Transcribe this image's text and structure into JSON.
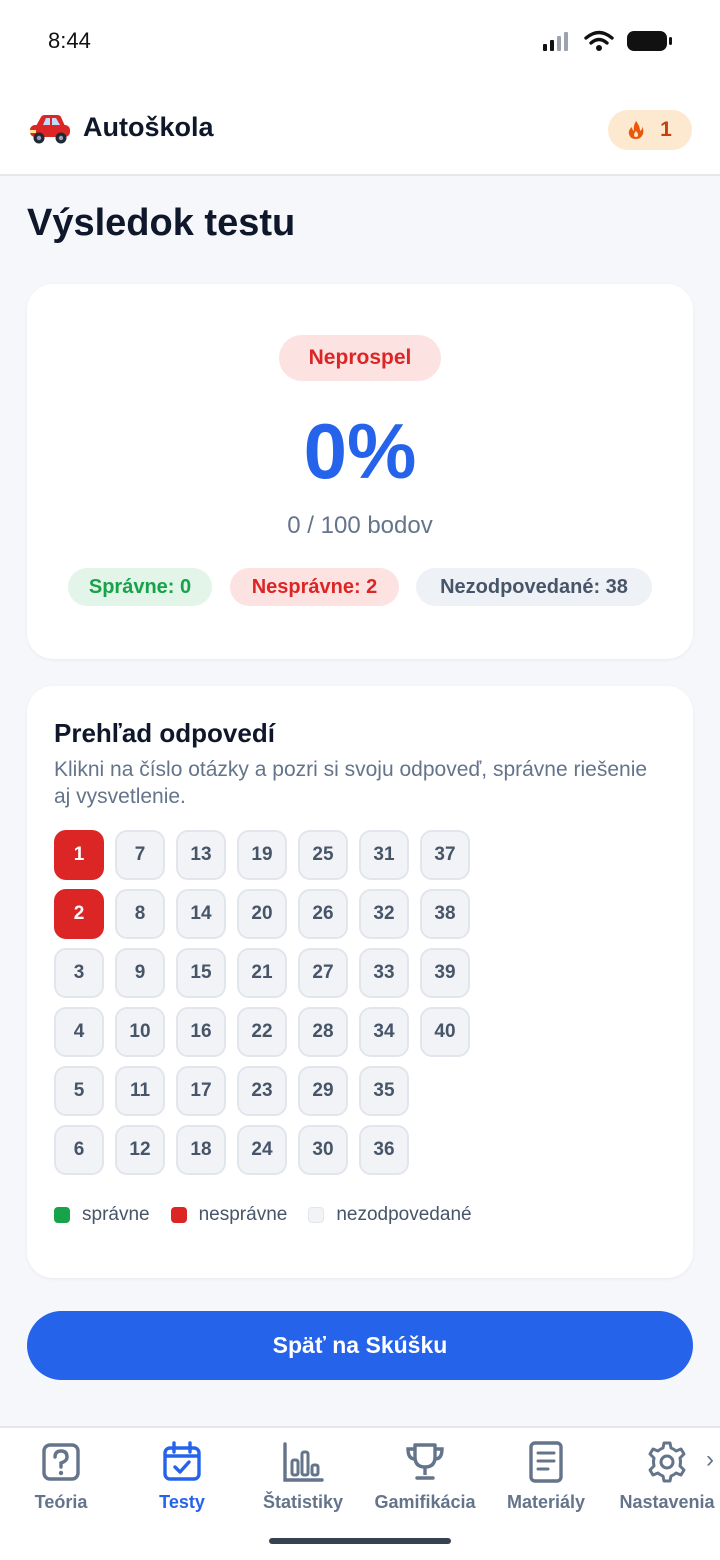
{
  "status_bar": {
    "time": "8:44"
  },
  "header": {
    "title": "Autoškola",
    "streak": "1"
  },
  "page": {
    "title": "Výsledok testu"
  },
  "result": {
    "verdict": "Neprospel",
    "percent": "0%",
    "points": "0 / 100 bodov",
    "correct": "Správne: 0",
    "wrong": "Nesprávne: 2",
    "unanswered": "Nezodpovedané: 38"
  },
  "overview": {
    "title": "Prehľad odpovedí",
    "description": "Klikni na číslo otázky a pozri si svoju odpoveď, správne riešenie aj vysvetlenie.",
    "questions": [
      {
        "n": "1",
        "status": "wrong"
      },
      {
        "n": "2",
        "status": "wrong"
      },
      {
        "n": "3",
        "status": "unanswered"
      },
      {
        "n": "4",
        "status": "unanswered"
      },
      {
        "n": "5",
        "status": "unanswered"
      },
      {
        "n": "6",
        "status": "unanswered"
      },
      {
        "n": "7",
        "status": "unanswered"
      },
      {
        "n": "8",
        "status": "unanswered"
      },
      {
        "n": "9",
        "status": "unanswered"
      },
      {
        "n": "10",
        "status": "unanswered"
      },
      {
        "n": "11",
        "status": "unanswered"
      },
      {
        "n": "12",
        "status": "unanswered"
      },
      {
        "n": "13",
        "status": "unanswered"
      },
      {
        "n": "14",
        "status": "unanswered"
      },
      {
        "n": "15",
        "status": "unanswered"
      },
      {
        "n": "16",
        "status": "unanswered"
      },
      {
        "n": "17",
        "status": "unanswered"
      },
      {
        "n": "18",
        "status": "unanswered"
      },
      {
        "n": "19",
        "status": "unanswered"
      },
      {
        "n": "20",
        "status": "unanswered"
      },
      {
        "n": "21",
        "status": "unanswered"
      },
      {
        "n": "22",
        "status": "unanswered"
      },
      {
        "n": "23",
        "status": "unanswered"
      },
      {
        "n": "24",
        "status": "unanswered"
      },
      {
        "n": "25",
        "status": "unanswered"
      },
      {
        "n": "26",
        "status": "unanswered"
      },
      {
        "n": "27",
        "status": "unanswered"
      },
      {
        "n": "28",
        "status": "unanswered"
      },
      {
        "n": "29",
        "status": "unanswered"
      },
      {
        "n": "30",
        "status": "unanswered"
      },
      {
        "n": "31",
        "status": "unanswered"
      },
      {
        "n": "32",
        "status": "unanswered"
      },
      {
        "n": "33",
        "status": "unanswered"
      },
      {
        "n": "34",
        "status": "unanswered"
      },
      {
        "n": "35",
        "status": "unanswered"
      },
      {
        "n": "36",
        "status": "unanswered"
      },
      {
        "n": "37",
        "status": "unanswered"
      },
      {
        "n": "38",
        "status": "unanswered"
      },
      {
        "n": "39",
        "status": "unanswered"
      },
      {
        "n": "40",
        "status": "unanswered"
      }
    ],
    "legend": {
      "correct": "správne",
      "wrong": "nesprávne",
      "unanswered": "nezodpovedané"
    }
  },
  "back_button": "Späť na Skúšku",
  "nav": {
    "items": [
      {
        "label": "Teória",
        "icon": "question-icon",
        "active": false
      },
      {
        "label": "Testy",
        "icon": "calendar-check-icon",
        "active": true
      },
      {
        "label": "Štatistiky",
        "icon": "bar-chart-icon",
        "active": false
      },
      {
        "label": "Gamifikácia",
        "icon": "trophy-icon",
        "active": false
      },
      {
        "label": "Materiály",
        "icon": "document-icon",
        "active": false
      },
      {
        "label": "Nastavenia",
        "icon": "gear-icon",
        "active": false
      }
    ]
  },
  "colors": {
    "accent": "#2563eb",
    "correct": "#16a34a",
    "wrong": "#dc2626",
    "streak": "#c2410c"
  }
}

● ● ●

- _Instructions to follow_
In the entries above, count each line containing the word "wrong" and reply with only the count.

- _Answer to this exercise_
5